*Exercise details*. Record by record, write out the listing word for word while omitting pictures.

*Input data*.
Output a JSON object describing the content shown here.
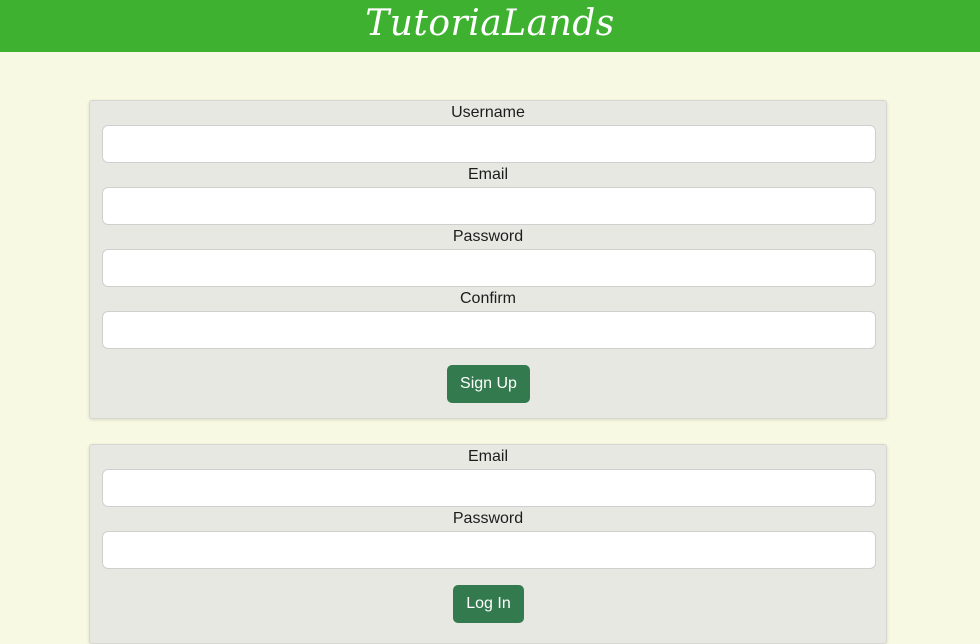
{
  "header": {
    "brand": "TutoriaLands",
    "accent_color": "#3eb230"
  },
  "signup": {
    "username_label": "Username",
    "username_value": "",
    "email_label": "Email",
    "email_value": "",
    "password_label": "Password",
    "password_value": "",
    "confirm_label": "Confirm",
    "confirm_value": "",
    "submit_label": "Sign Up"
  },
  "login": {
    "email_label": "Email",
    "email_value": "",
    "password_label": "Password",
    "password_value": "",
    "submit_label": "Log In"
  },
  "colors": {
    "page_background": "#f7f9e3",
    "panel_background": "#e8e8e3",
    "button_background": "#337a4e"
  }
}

*Your response*.
Output a JSON object describing the content shown here.
{
  "header": {
    "brand": "TutoriaLands",
    "accent_color": "#3eb230"
  },
  "signup": {
    "username_label": "Username",
    "username_value": "",
    "email_label": "Email",
    "email_value": "",
    "password_label": "Password",
    "password_value": "",
    "confirm_label": "Confirm",
    "confirm_value": "",
    "submit_label": "Sign Up"
  },
  "login": {
    "email_label": "Email",
    "email_value": "",
    "password_label": "Password",
    "password_value": "",
    "submit_label": "Log In"
  },
  "colors": {
    "page_background": "#f7f9e3",
    "panel_background": "#e8e8e3",
    "button_background": "#337a4e"
  }
}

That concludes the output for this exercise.